Like so many, I came to cultural studies after my undergraduate degree, my own being in international relations and anthropology at the University of Sydney. I moved back to the northern rivers, and it was at Southern Cross University where I was introduced to cultural studies by Baden Offord at Southern Cross University. I had been seeking an advisor for an Honours project on surfing as a practice of intercultural connection. My project wasn’t revolutionary, but Baden’s guidance – along with that of Erika Kerruish, Adele Wessell, Kim Satchell, and Rob Garbutt – towards theories and methods that emphasised the role of ethics, care and lived experience, were my introduction to what cultural studies could be.
Further shaped by feminism and queer theory, the politics and requirement for activism that underpins these areas emphasised the activist aspects of cultural studies to me. The cultural studies teaching program at Southern Cross University really is wonderful.
It was this grounding that led me to understand cultural studies as a practice – it is something I do rather than a field I am in – that impacts the decisions I made about research questions, methodology, relationships, and research translation. As someone who went on to spend many years in sport and exercise science Schools and Departments (including for my PhD), thinking of research as a practice has been essential for maintaining clarity about my research focus and parameters while working outside of a HASS institutional context.
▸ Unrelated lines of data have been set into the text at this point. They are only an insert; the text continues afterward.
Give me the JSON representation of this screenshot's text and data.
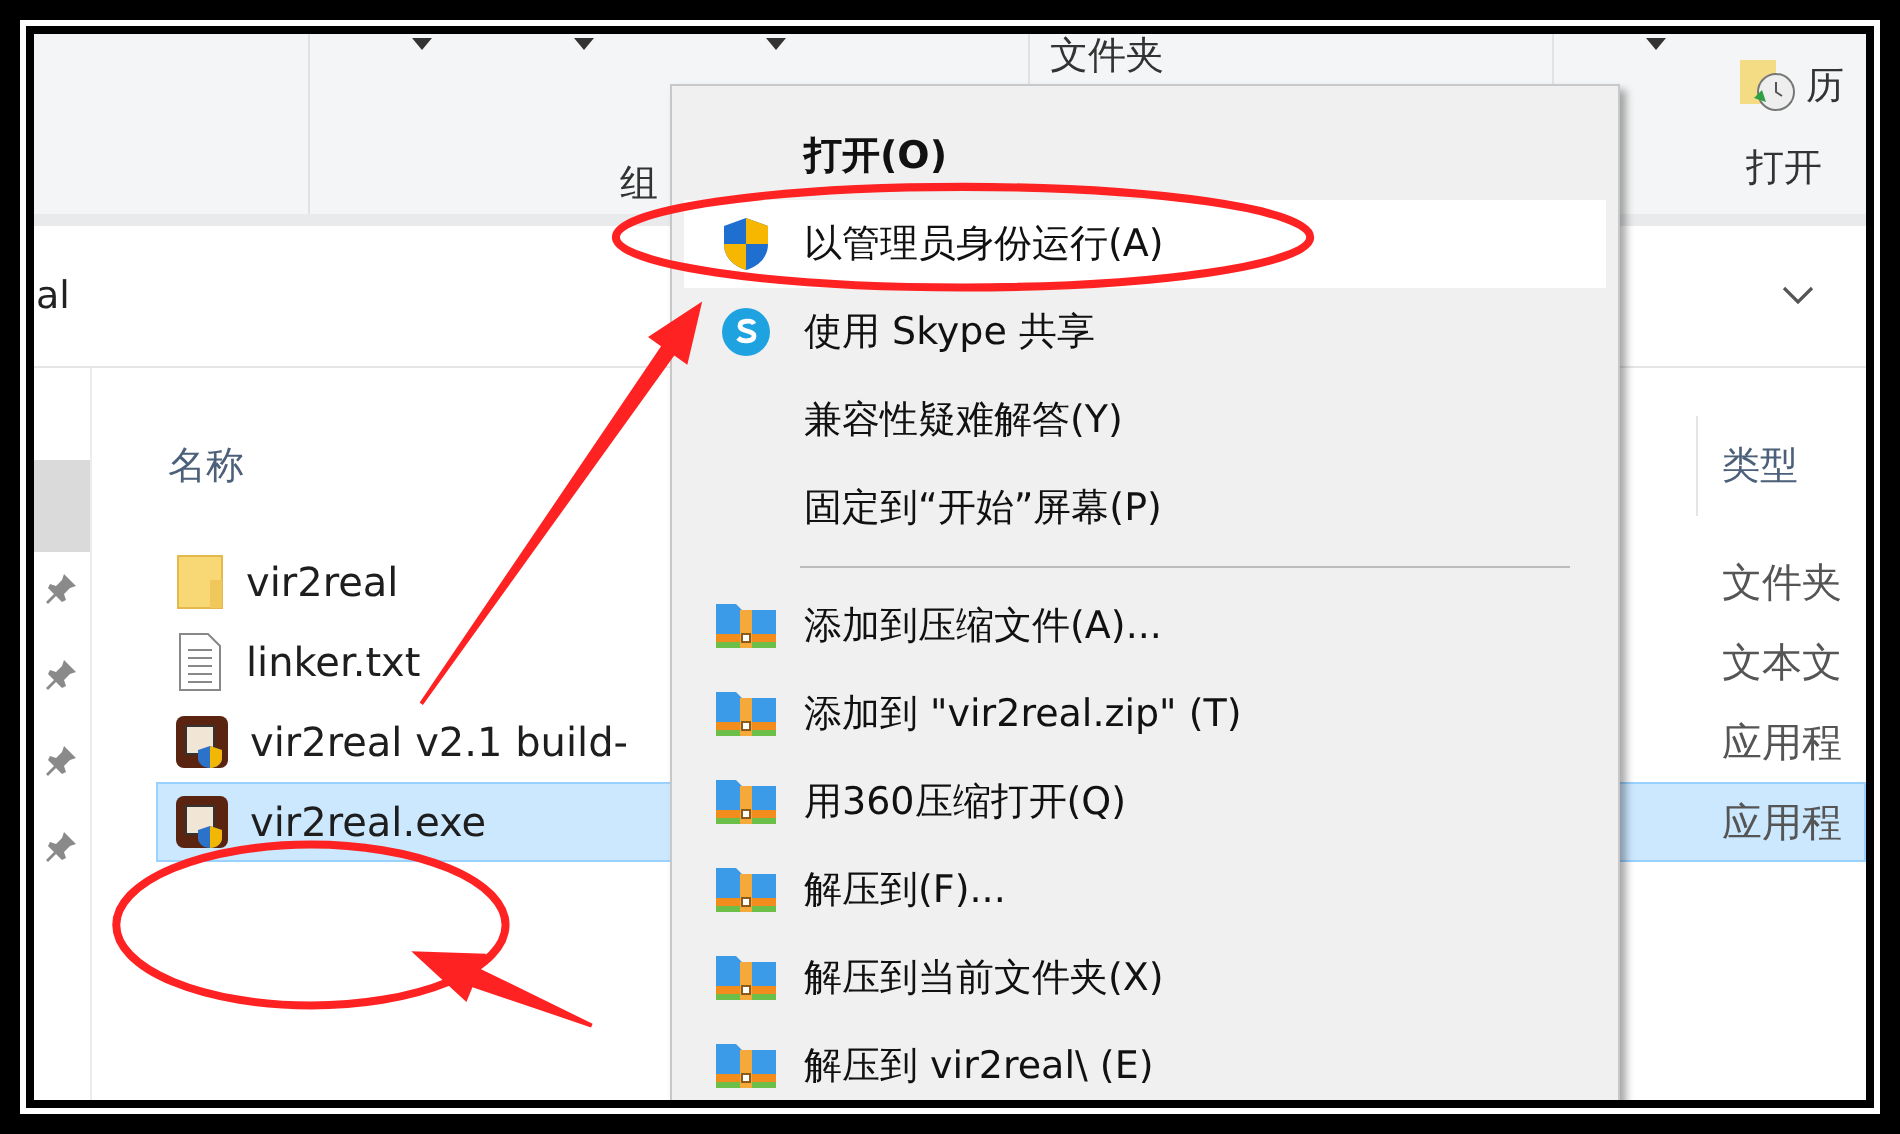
{
  "ribbon": {
    "group_labels": [
      {
        "text": "组"
      },
      {
        "text": "文件夹"
      },
      {
        "text": "历"
      },
      {
        "text": "打开"
      }
    ]
  },
  "address_bar": {
    "text": "al"
  },
  "file_list": {
    "columns": [
      "名称",
      "类型"
    ],
    "rows": [
      {
        "name": "vir2real",
        "type": "文件夹",
        "kind": "folder",
        "selected": false
      },
      {
        "name": "linker.txt",
        "type": "文本文",
        "kind": "text",
        "selected": false
      },
      {
        "name": "vir2real v2.1 build-",
        "type": "应用程",
        "kind": "app",
        "selected": false
      },
      {
        "name": "vir2real.exe",
        "type": "应用程",
        "kind": "app",
        "selected": true
      }
    ]
  },
  "context_menu": {
    "items": [
      {
        "kind": "plain",
        "label": "打开(O)",
        "bold": true,
        "selected": false
      },
      {
        "kind": "shield",
        "label": "以管理员身份运行(A)",
        "bold": false,
        "selected": true
      },
      {
        "kind": "skype",
        "label": "使用 Skype 共享",
        "bold": false,
        "selected": false
      },
      {
        "kind": "plain",
        "label": "兼容性疑难解答(Y)",
        "bold": false,
        "selected": false
      },
      {
        "kind": "plain",
        "label": "固定到“开始”屏幕(P)",
        "bold": false,
        "selected": false
      },
      {
        "kind": "separator"
      },
      {
        "kind": "archive",
        "label": "添加到压缩文件(A)...",
        "bold": false,
        "selected": false
      },
      {
        "kind": "archive",
        "label": "添加到 \"vir2real.zip\" (T)",
        "bold": false,
        "selected": false
      },
      {
        "kind": "archive",
        "label": "用360压缩打开(Q)",
        "bold": false,
        "selected": false
      },
      {
        "kind": "archive",
        "label": "解压到(F)...",
        "bold": false,
        "selected": false
      },
      {
        "kind": "archive",
        "label": "解压到当前文件夹(X)",
        "bold": false,
        "selected": false
      },
      {
        "kind": "archive",
        "label": "解压到 vir2real\\ (E)",
        "bold": false,
        "selected": false
      }
    ]
  }
}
Cultural studies’ focus on everyday life meant that sport, exercise and leisure offer rich worlds to explore. Sport, exercise and leisure intersect with diverse contexts and issues, including identity, subjectivity, literature, media, policy, education, health, environments, industry, and so much more. My own contributions to the knowledge in these sport-focused disciplines has about everyday experiences of recreational sport, exercise and leisure, and the ways people make meaning of their lives, and of the world, through various forms of participation.
Thinking of cultural studies as a practice has strongly influenced how I’ve approached teaching. Working in sport and exercise science contexts meant that when it came to teaching, my students were focused on their vocational goals. A degree is a pathway to accreditation. Students working in physiology and anatomy labs, largely took HASS courses only because they were compulsory. Understandably, most of these students didn’t care what cultural studies is. And yet, the critical questions about definitions, histories, discrimination, and inclusion that were raised in these courses were essential to students’ education as future allied health professionals and sport facilitators.
Following Graeme Turner’s advice, I embraced the unruly-ness of cultural studies to ‘generate excitement amongst students about what cultural studies can do for them’, and always kept in mind Baden Offord’s reminder that pedagogy can ‘activate students’. That is, to help students discover methods and forms of analysis and communication that they can apply in their work (and lives) to improve things for the benefit of diverse people. This was also a productive a way of learning about sport for me, because in their excitement, students shared so much about their own sporting lives in classes.
Th ethical imperative I found in cultural studies – that we should be engaged with the effects of our research and teaching – has been essential to my scholarship. It constantly reminds me that what we produce is as important as what we know and how we came to know it.
Bio: Rebecca Olive is a Senior Research Fellow at RMIT University. Her research explores recreational sport and leisure in everyday life with a particular focus on swimming and surfing in coastal and ocean ecologies. Influenced by feminist cultural studies approaches, Rebecca is interested in how people navigate in their relationships to other people and to the multispecies communities they’re immersed in. Her work advocates for the importance of recreational sport and leisure in human-environmental health and wellbeing. You can read more about this work at movingoceans.com.